Directions for this task -
Every line of the material below that contains the string "input" must appear in the answer.

Data extract -
────────────────
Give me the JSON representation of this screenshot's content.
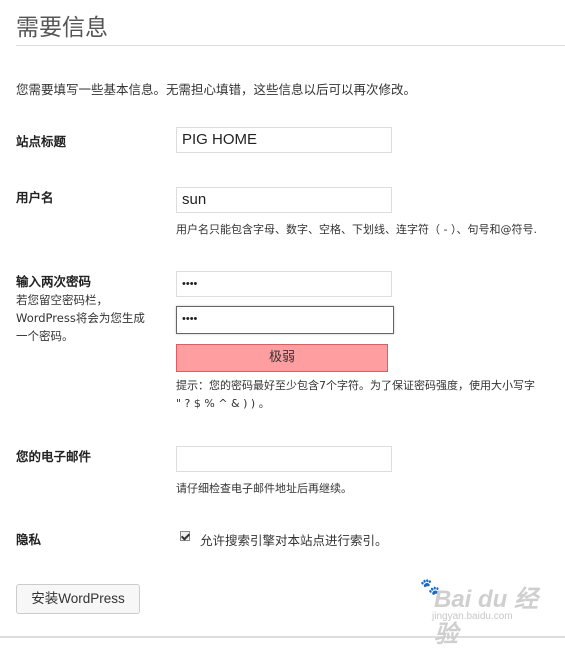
{
  "page": {
    "title": "需要信息",
    "intro": "您需要填写一些基本信息。无需担心填错，这些信息以后可以再次修改。"
  },
  "fields": {
    "site_title": {
      "label": "站点标题",
      "value": "PIG HOME"
    },
    "username": {
      "label": "用户名",
      "value": "sun",
      "hint": "用户名只能包含字母、数字、空格、下划线、连字符（ - ）、句号和@符号."
    },
    "password": {
      "label": "输入两次密码",
      "sublabel_line1": "若您留空密码栏，",
      "sublabel_line2": "WordPress将会为您生成",
      "sublabel_line3": "一个密码。",
      "value1": "••••",
      "value2": "••••",
      "strength": "极弱",
      "hint_line1": "提示：您的密码最好至少包含7个字符。为了保证密码强度，使用大小写字",
      "hint_line2": "\" ? $ % ^ & ) ) 。"
    },
    "email": {
      "label": "您的电子邮件",
      "value": "",
      "hint": "请仔细检查电子邮件地址后再继续。"
    },
    "privacy": {
      "label": "隐私",
      "checkbox_label": "允许搜索引擎对本站点进行索引。",
      "checked": true
    }
  },
  "actions": {
    "install_label": "安装WordPress"
  },
  "watermark": {
    "main": "Bai du 经验",
    "sub": "jingyan.baidu.com"
  },
  "colors": {
    "strength_bg": "#ff9ea0",
    "strength_border": "#e35b5f"
  }
}
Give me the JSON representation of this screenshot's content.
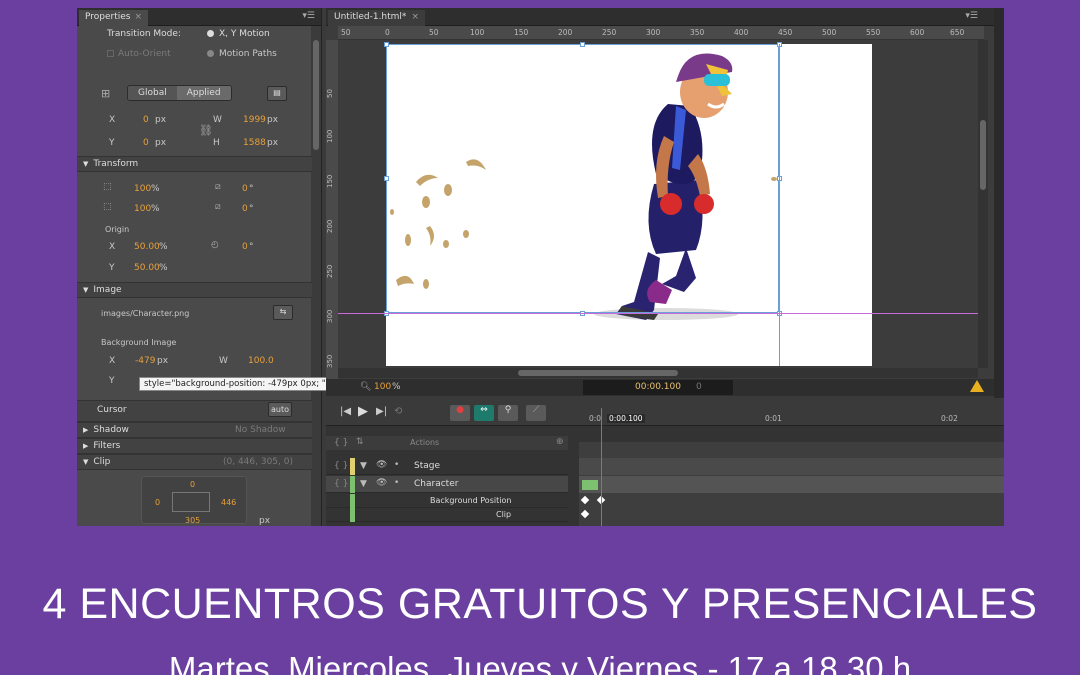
{
  "properties": {
    "tab_label": "Properties",
    "transition_mode_label": "Transition Mode:",
    "transition_xy": "X, Y Motion",
    "auto_orient": "Auto-Orient",
    "motion_paths": "Motion Paths",
    "global_label": "Global",
    "applied_label": "Applied",
    "x_label": "X",
    "y_label": "Y",
    "x_value": "0",
    "y_value": "0",
    "px": "px",
    "w_label": "W",
    "h_label": "H",
    "w_value": "1999",
    "h_value": "1588",
    "transform_section": "Transform",
    "scale_x": "100",
    "scale_y": "100",
    "pct": "%",
    "skew_x": "0",
    "skew_y": "0",
    "deg": "°",
    "origin_label": "Origin",
    "origin_x": "50.00",
    "origin_y": "50.00",
    "rotate": "0",
    "image_section": "Image",
    "image_path": "images/Character.png",
    "bg_image_label": "Background Image",
    "bg_x": "-479",
    "bg_w_label": "W",
    "bg_w": "100.0",
    "tooltip": "style=\"background-position: -479px 0px; \"",
    "cursor_label": "Cursor",
    "cursor_value": "auto",
    "shadow_label": "Shadow",
    "shadow_value": "No Shadow",
    "filters_label": "Filters",
    "clip_label": "Clip",
    "clip_value": "(0, 446, 305, 0)",
    "clip_top": "0",
    "clip_left": "0",
    "clip_right": "446",
    "clip_bottom": "305",
    "clip_unit": "px"
  },
  "stage": {
    "tab_label": "Untitled-1.html*",
    "ruler_ticks": [
      "50",
      "0",
      "50",
      "100",
      "150",
      "200",
      "250",
      "300",
      "350",
      "400",
      "450",
      "500",
      "550",
      "600",
      "650"
    ],
    "vruler_ticks": [
      "50",
      "100",
      "150",
      "200",
      "250",
      "300",
      "350"
    ],
    "zoom": "100",
    "time": "00:00.100",
    "time_end": "0"
  },
  "timeline": {
    "actions_label": "Actions",
    "stage_label": "Stage",
    "character_label": "Character",
    "bg_position_label": "Background Position",
    "clip_label": "Clip",
    "playhead_label": "0:00.100",
    "ruler_ticks": [
      "0:0",
      "0:01",
      "0:02"
    ]
  },
  "footer": {
    "headline": "4 ENCUENTROS GRATUITOS Y PRESENCIALES",
    "subline": "Martes, Miercoles, Jueves y Viernes - 17 a 18.30 h"
  },
  "colors": {
    "background": "#6a3fa0",
    "accent_orange": "#e8a03a",
    "stage_strip": "#e0d070",
    "character_strip": "#7cc070"
  }
}
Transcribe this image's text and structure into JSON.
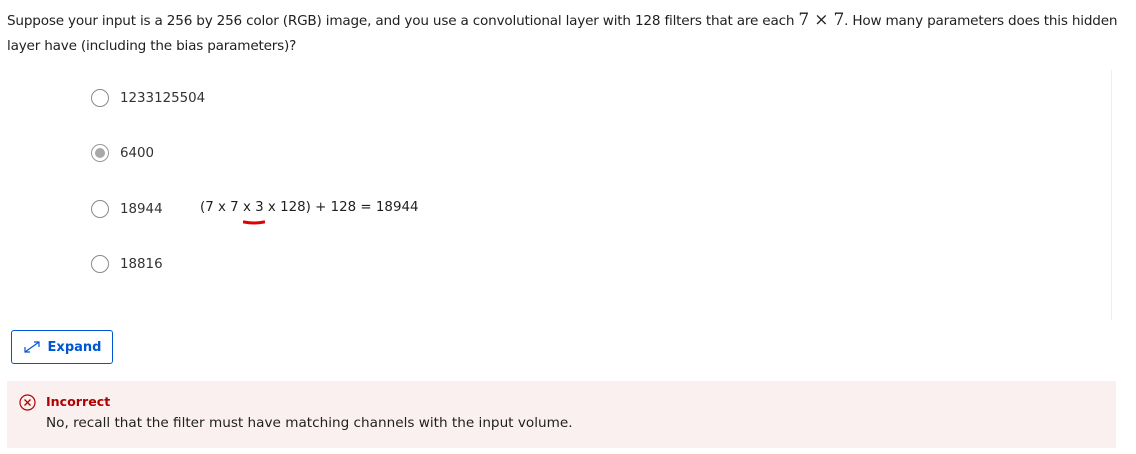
{
  "question": {
    "text_before": "Suppose your input is a 256 by 256 color (RGB) image, and you use a convolutional layer with 128 filters that are each ",
    "math": "7 × 7",
    "text_after": ". How many parameters does this hidden layer have (including the bias parameters)?"
  },
  "options": [
    {
      "label": "1233125504",
      "selected": false
    },
    {
      "label": "6400",
      "selected": true
    },
    {
      "label": "18944",
      "selected": false
    },
    {
      "label": "18816",
      "selected": false
    }
  ],
  "annotation": {
    "text": "(7 x 7 x 3 x 128) + 128 = 18944",
    "mark_color": "#e00000"
  },
  "expand_button": {
    "label": "Expand",
    "icon": "expand-arrows-icon"
  },
  "feedback": {
    "status": "Incorrect",
    "icon": "close-circle-icon",
    "message": "No, recall that the filter must have matching channels with the input volume.",
    "status_color": "#b00000",
    "background": "#fbf0f0"
  },
  "colors": {
    "accent": "#0056d2"
  }
}
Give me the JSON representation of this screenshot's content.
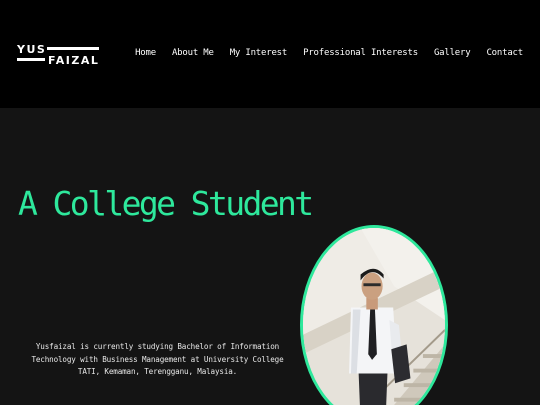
{
  "logo": {
    "line1": "YUS",
    "line2": "FAIZAL"
  },
  "nav": {
    "items": [
      {
        "label": "Home"
      },
      {
        "label": "About Me"
      },
      {
        "label": "My Interest"
      },
      {
        "label": "Professional Interests"
      },
      {
        "label": "Gallery"
      },
      {
        "label": "Contact"
      }
    ]
  },
  "hero": {
    "headline": "A College Student",
    "description": "Yusfaizal is currently studying Bachelor of Information Technology with Business Management at University College TATI, Kemaman, Terengganu, Malaysia."
  },
  "colors": {
    "accent": "#2ee89c",
    "header_bg": "#000000",
    "page_bg": "#141414"
  }
}
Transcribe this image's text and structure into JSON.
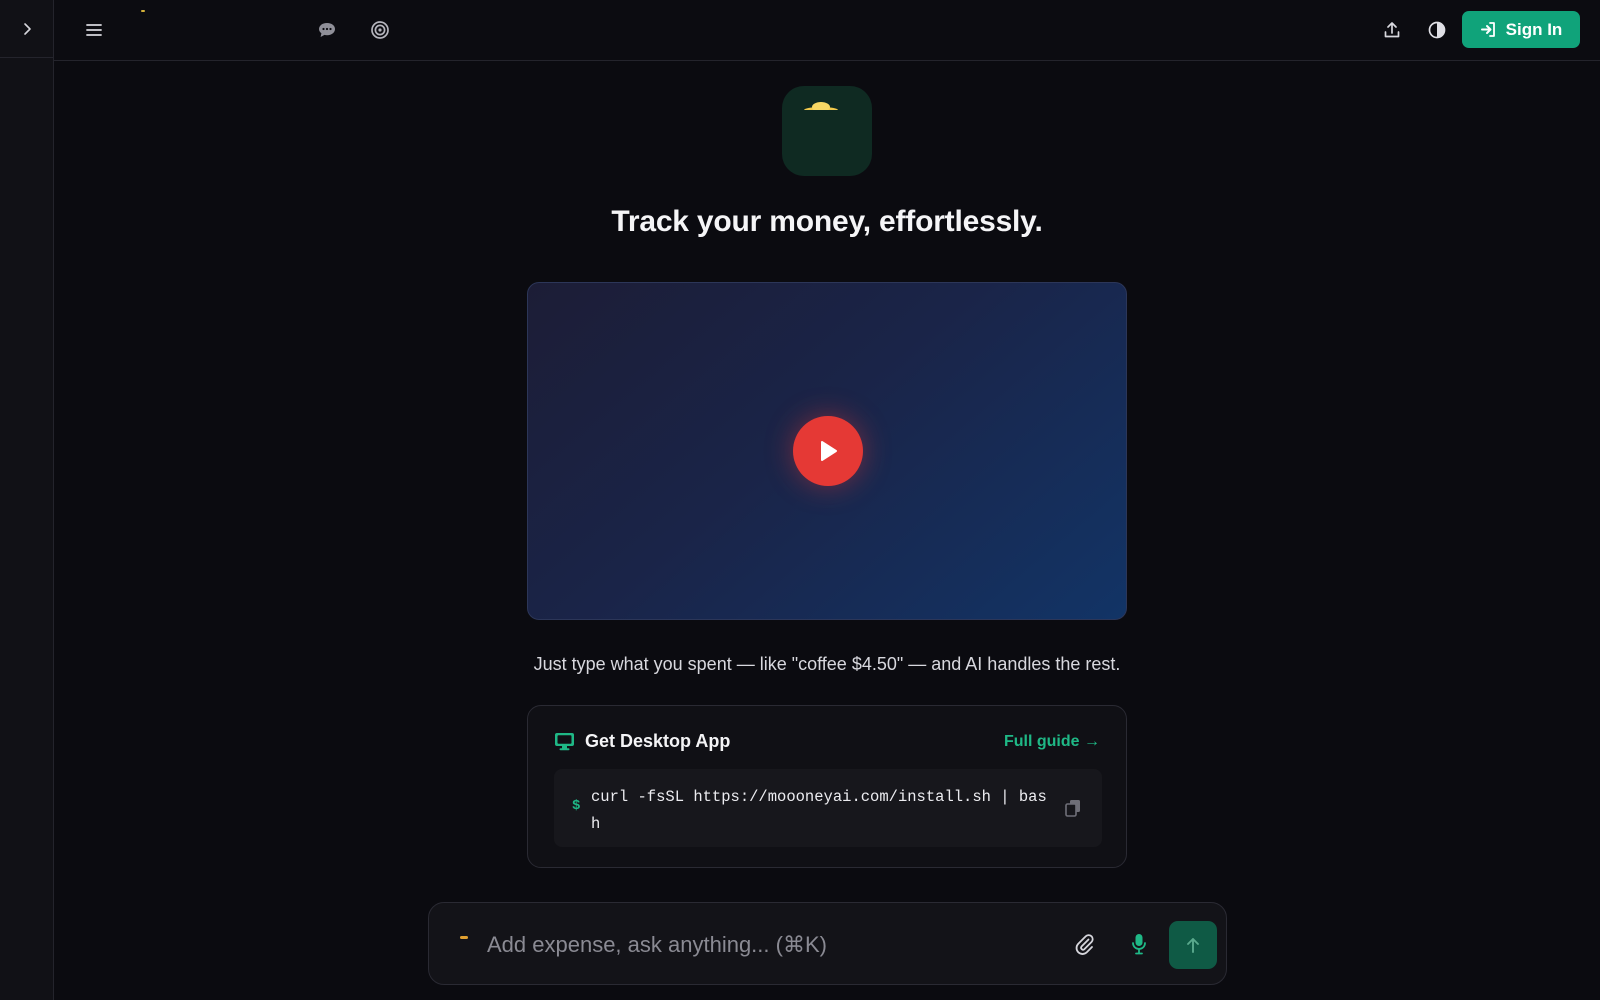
{
  "sidebar": {
    "expand_icon": "chevron-right-icon"
  },
  "topbar": {
    "menu_icon": "hamburger-icon",
    "chat_icon": "chat-bubble-icon",
    "goals_icon": "target-icon",
    "share_icon": "upload-icon",
    "theme_icon": "contrast-icon",
    "sign_in_label": "Sign In",
    "sign_in_icon": "sign-in-icon"
  },
  "hero": {
    "headline": "Track your money, effortlessly.",
    "tagline": "Just type what you spent — like \"coffee $4.50\" — and AI handles the rest."
  },
  "video": {
    "play_icon": "play-icon"
  },
  "desktop_app": {
    "title": "Get Desktop App",
    "guide_link": "Full guide →",
    "prompt": "$",
    "command": "curl -fsSL https://moooneyai.com/install.sh | bash",
    "copy_icon": "copy-icon"
  },
  "composer": {
    "placeholder": "Add expense, ask anything... (⌘K)",
    "attach_icon": "paperclip-icon",
    "mic_icon": "microphone-icon",
    "send_icon": "arrow-up-icon"
  },
  "colors": {
    "background": "#0b0b10",
    "accent": "#10a37a",
    "play": "#e53935",
    "link": "#1fb886"
  }
}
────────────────
Exercise solution -
    "text_before": "Suppose your input is a 256 by 256 color (RGB) image, and you use a convolutional layer with 128 filters that are each ",
    "message": "No, recall that the filter must have matching channels with the input volume.",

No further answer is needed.